*** LISTED RECORDS Section Begins ***

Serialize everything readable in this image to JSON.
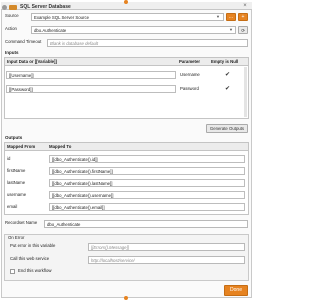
{
  "window": {
    "title": "SQL Server Database",
    "close_glyph": "×"
  },
  "form": {
    "source_label": "Source",
    "source_value": "Example SQL Server Source",
    "source_more": "...",
    "action_label": "Action",
    "action_value": "dbo.Authenticate",
    "command_timeout_label": "Command Timeout",
    "command_timeout_placeholder": "Blank is database default"
  },
  "inputs": {
    "title": "Inputs",
    "columns": [
      "Input Data or [[Variable]]",
      "Parameter",
      "Empty is Null"
    ],
    "rows": [
      {
        "value": "[[Username]]",
        "parameter": "Username",
        "empty_is_null": true
      },
      {
        "value": "[[Password]]",
        "parameter": "Password",
        "empty_is_null": true
      }
    ],
    "generate_button": "Generate Outputs"
  },
  "outputs": {
    "title": "Outputs",
    "columns": [
      "Mapped From",
      "Mapped To"
    ],
    "rows": [
      {
        "from": "id",
        "to": "[[dbo_Authenticate().id]]"
      },
      {
        "from": "firstName",
        "to": "[[dbo_Authenticate().firstName]]"
      },
      {
        "from": "lastName",
        "to": "[[dbo_Authenticate().lastName]]"
      },
      {
        "from": "username",
        "to": "[[dbo_Authenticate().username]]"
      },
      {
        "from": "email",
        "to": "[[dbo_Authenticate().email]]"
      }
    ]
  },
  "recordset": {
    "label": "Recordset Name",
    "value": "dbo_Authenticate"
  },
  "on_error": {
    "title": "On Error",
    "put_error_label": "Put error in this variable",
    "put_error_placeholder": "[[Errors().Message]]",
    "call_service_label": "Call this web service",
    "call_service_placeholder": "http://localhost/service/",
    "end_workflow_label": "End this workflow"
  },
  "footer": {
    "done_label": "Done"
  },
  "colors": {
    "accent": "#e68321",
    "header_bg": "#efefef",
    "grid_header_bg": "#ececec"
  },
  "icons": [
    "gear-icon",
    "database-icon",
    "close-icon",
    "refresh-icon",
    "checkmark-icon"
  ]
}
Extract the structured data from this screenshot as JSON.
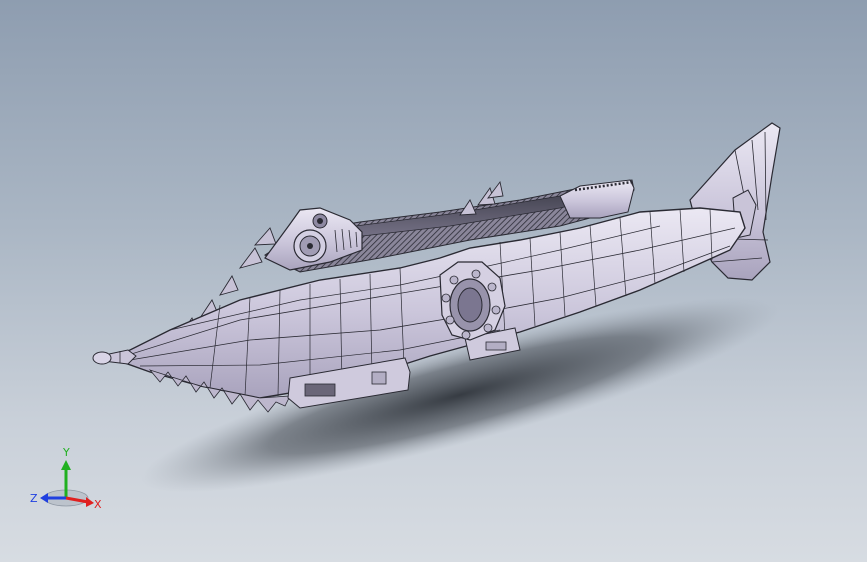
{
  "viewport": {
    "background_top": "#8e9db0",
    "background_bottom": "#d7dce2"
  },
  "model": {
    "body_color": "#d6d2e4",
    "edge_color": "#2a2a33",
    "shadow_color": "#3a3f47"
  },
  "triad": {
    "x_label": "X",
    "y_label": "Y",
    "z_label": "Z",
    "x_color": "#e02020",
    "y_color": "#20b020",
    "z_color": "#2040e0"
  }
}
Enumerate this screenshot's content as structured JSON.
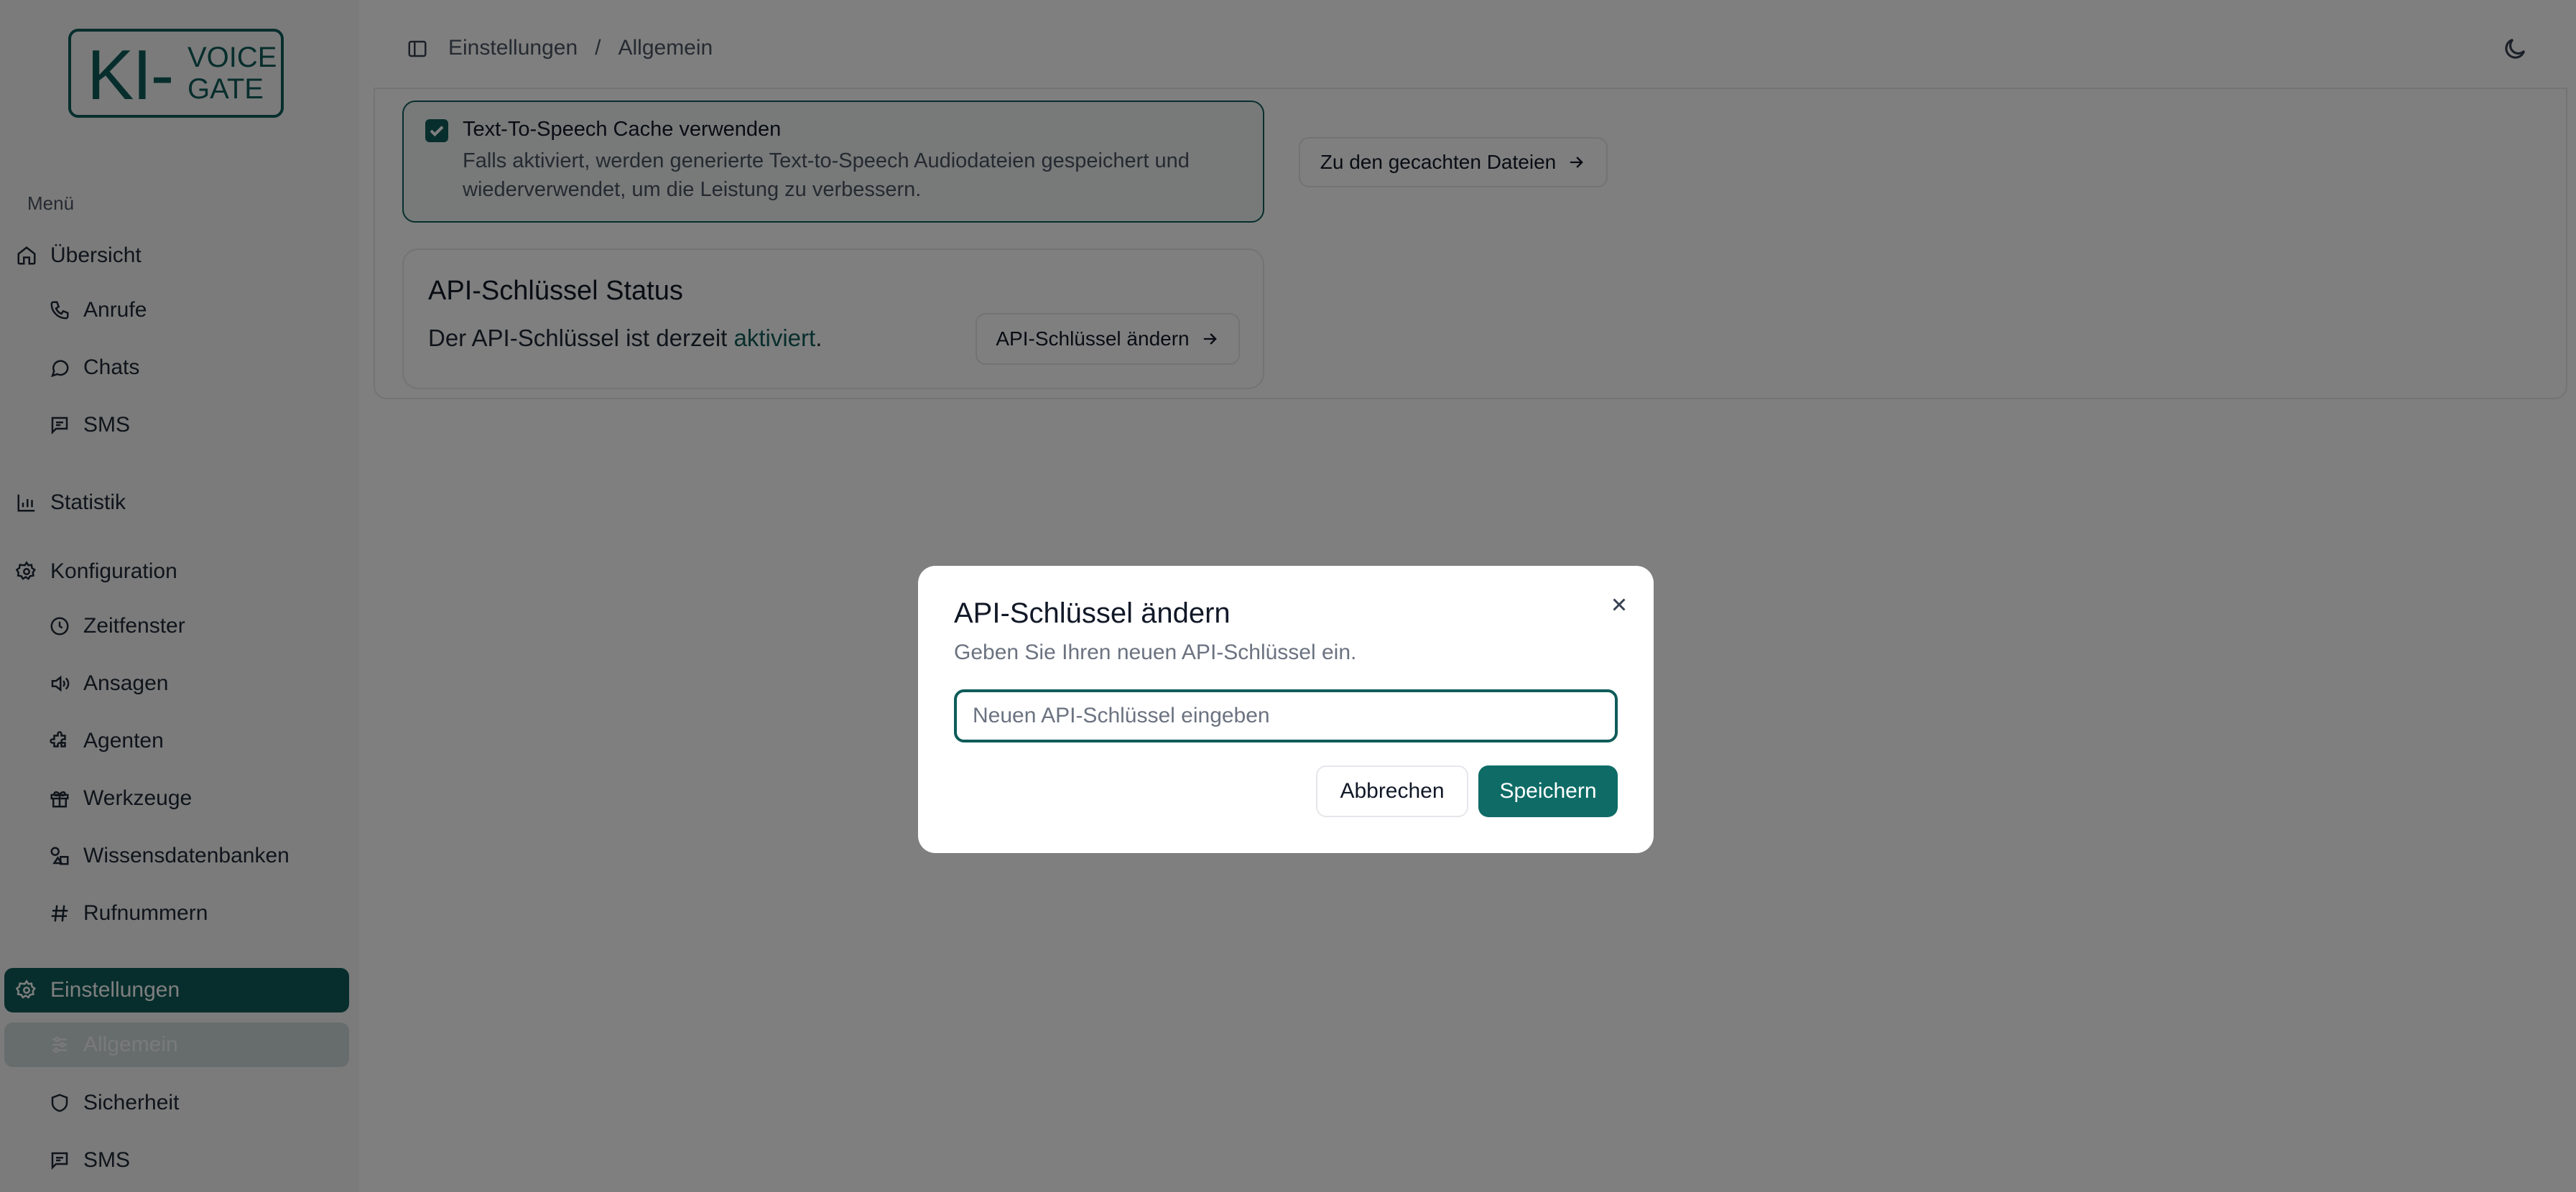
{
  "brand": {
    "logo_main": "KI-",
    "logo_top": "VOICE",
    "logo_bottom": "GATE"
  },
  "sidebar": {
    "menu_label": "Menü",
    "items": [
      {
        "label": "Übersicht",
        "icon": "home-icon"
      },
      {
        "label": "Anrufe",
        "icon": "phone-icon"
      },
      {
        "label": "Chats",
        "icon": "chat-bubble-icon"
      },
      {
        "label": "SMS",
        "icon": "message-square-icon"
      },
      {
        "label": "Statistik",
        "icon": "bar-chart-icon"
      },
      {
        "label": "Konfiguration",
        "icon": "gear-icon"
      },
      {
        "label": "Zeitfenster",
        "icon": "clock-icon"
      },
      {
        "label": "Ansagen",
        "icon": "speaker-icon"
      },
      {
        "label": "Agenten",
        "icon": "puzzle-icon"
      },
      {
        "label": "Werkzeuge",
        "icon": "gift-box-icon"
      },
      {
        "label": "Wissensdatenbanken",
        "icon": "shapes-icon"
      },
      {
        "label": "Rufnummern",
        "icon": "hash-icon"
      },
      {
        "label": "Einstellungen",
        "icon": "gear-icon"
      },
      {
        "label": "Allgemein",
        "icon": "sliders-icon"
      },
      {
        "label": "Sicherheit",
        "icon": "shield-icon"
      },
      {
        "label": "SMS",
        "icon": "message-square-icon"
      }
    ]
  },
  "header": {
    "breadcrumb": [
      "Einstellungen",
      "/",
      "Allgemein"
    ]
  },
  "tts_card": {
    "checkbox_label": "Text-To-Speech Cache verwenden",
    "description_line1": "Falls aktiviert, werden generierte Text-to-Speech Audiodateien gespeichert und",
    "description_line2": "wiederverwendet, um die Leistung zu verbessern.",
    "checked": true,
    "cached_files_button": "Zu den gecachten Dateien"
  },
  "api_card": {
    "title": "API-Schlüssel Status",
    "status_prefix": "Der API-Schlüssel ist derzeit ",
    "status_value": "aktiviert",
    "status_suffix": ".",
    "change_button": "API-Schlüssel ändern"
  },
  "modal": {
    "title": "API-Schlüssel ändern",
    "description": "Geben Sie Ihren neuen API-Schlüssel ein.",
    "input_value": "",
    "input_placeholder": "Neuen API-Schlüssel eingeben",
    "cancel_label": "Abbrechen",
    "save_label": "Speichern"
  },
  "colors": {
    "accent": "#0e5c59",
    "accent_button": "#0e6b66",
    "overlay": "rgba(0,0,0,0.5)"
  }
}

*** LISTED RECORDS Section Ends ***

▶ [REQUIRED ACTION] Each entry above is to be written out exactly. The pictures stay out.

▶ [OUTPUT FOR THIS TASK]
Serialize everything readable in this image to JSON.
{
  "window": {
    "title": "SQL Server Database",
    "close_glyph": "×"
  },
  "form": {
    "source_label": "Source",
    "source_value": "Example SQL Server Source",
    "source_more": "...",
    "action_label": "Action",
    "action_value": "dbo.Authenticate",
    "command_timeout_label": "Command Timeout",
    "command_timeout_placeholder": "Blank is database default"
  },
  "inputs": {
    "title": "Inputs",
    "columns": [
      "Input Data or [[Variable]]",
      "Parameter",
      "Empty is Null"
    ],
    "rows": [
      {
        "value": "[[Username]]",
        "parameter": "Username",
        "empty_is_null": true
      },
      {
        "value": "[[Password]]",
        "parameter": "Password",
        "empty_is_null": true
      }
    ],
    "generate_button": "Generate Outputs"
  },
  "outputs": {
    "title": "Outputs",
    "columns": [
      "Mapped From",
      "Mapped To"
    ],
    "rows": [
      {
        "from": "id",
        "to": "[[dbo_Authenticate().id]]"
      },
      {
        "from": "firstName",
        "to": "[[dbo_Authenticate().firstName]]"
      },
      {
        "from": "lastName",
        "to": "[[dbo_Authenticate().lastName]]"
      },
      {
        "from": "username",
        "to": "[[dbo_Authenticate().username]]"
      },
      {
        "from": "email",
        "to": "[[dbo_Authenticate().email]]"
      }
    ]
  },
  "recordset": {
    "label": "Recordset Name",
    "value": "dbo_Authenticate"
  },
  "on_error": {
    "title": "On Error",
    "put_error_label": "Put error in this variable",
    "put_error_placeholder": "[[Errors().Message]]",
    "call_service_label": "Call this web service",
    "call_service_placeholder": "http://localhost/service/",
    "end_workflow_label": "End this workflow"
  },
  "footer": {
    "done_label": "Done"
  },
  "colors": {
    "accent": "#e68321",
    "header_bg": "#efefef",
    "grid_header_bg": "#ececec"
  },
  "icons": [
    "gear-icon",
    "database-icon",
    "close-icon",
    "refresh-icon",
    "checkmark-icon"
  ]
}
Extract the structured data from this screenshot as JSON.
{
  "viewport": {
    "background_top": "#8e9db0",
    "background_bottom": "#d7dce2"
  },
  "model": {
    "body_color": "#d6d2e4",
    "edge_color": "#2a2a33",
    "shadow_color": "#3a3f47"
  },
  "triad": {
    "x_label": "X",
    "y_label": "Y",
    "z_label": "Z",
    "x_color": "#e02020",
    "y_color": "#20b020",
    "z_color": "#2040e0"
  }
}
Enumerate this screenshot's content as structured JSON.
{
  "brand": {
    "logo_main": "KI-",
    "logo_top": "VOICE",
    "logo_bottom": "GATE"
  },
  "sidebar": {
    "menu_label": "Menü",
    "items": [
      {
        "label": "Übersicht",
        "icon": "home-icon"
      },
      {
        "label": "Anrufe",
        "icon": "phone-icon"
      },
      {
        "label": "Chats",
        "icon": "chat-bubble-icon"
      },
      {
        "label": "SMS",
        "icon": "message-square-icon"
      },
      {
        "label": "Statistik",
        "icon": "bar-chart-icon"
      },
      {
        "label": "Konfiguration",
        "icon": "gear-icon"
      },
      {
        "label": "Zeitfenster",
        "icon": "clock-icon"
      },
      {
        "label": "Ansagen",
        "icon": "speaker-icon"
      },
      {
        "label": "Agenten",
        "icon": "puzzle-icon"
      },
      {
        "label": "Werkzeuge",
        "icon": "gift-box-icon"
      },
      {
        "label": "Wissensdatenbanken",
        "icon": "shapes-icon"
      },
      {
        "label": "Rufnummern",
        "icon": "hash-icon"
      },
      {
        "label": "Einstellungen",
        "icon": "gear-icon"
      },
      {
        "label": "Allgemein",
        "icon": "sliders-icon"
      },
      {
        "label": "Sicherheit",
        "icon": "shield-icon"
      },
      {
        "label": "SMS",
        "icon": "message-square-icon"
      }
    ]
  },
  "header": {
    "breadcrumb": [
      "Einstellungen",
      "/",
      "Allgemein"
    ]
  },
  "tts_card": {
    "checkbox_label": "Text-To-Speech Cache verwenden",
    "description_line1": "Falls aktiviert, werden generierte Text-to-Speech Audiodateien gespeichert und",
    "description_line2": "wiederverwendet, um die Leistung zu verbessern.",
    "checked": true,
    "cached_files_button": "Zu den gecachten Dateien"
  },
  "api_card": {
    "title": "API-Schlüssel Status",
    "status_prefix": "Der API-Schlüssel ist derzeit ",
    "status_value": "aktiviert",
    "status_suffix": ".",
    "change_button": "API-Schlüssel ändern"
  },
  "modal": {
    "title": "API-Schlüssel ändern",
    "description": "Geben Sie Ihren neuen API-Schlüssel ein.",
    "input_value": "",
    "input_placeholder": "Neuen API-Schlüssel eingeben",
    "cancel_label": "Abbrechen",
    "save_label": "Speichern"
  },
  "colors": {
    "accent": "#0e5c59",
    "accent_button": "#0e6b66",
    "overlay": "rgba(0,0,0,0.5)"
  }
}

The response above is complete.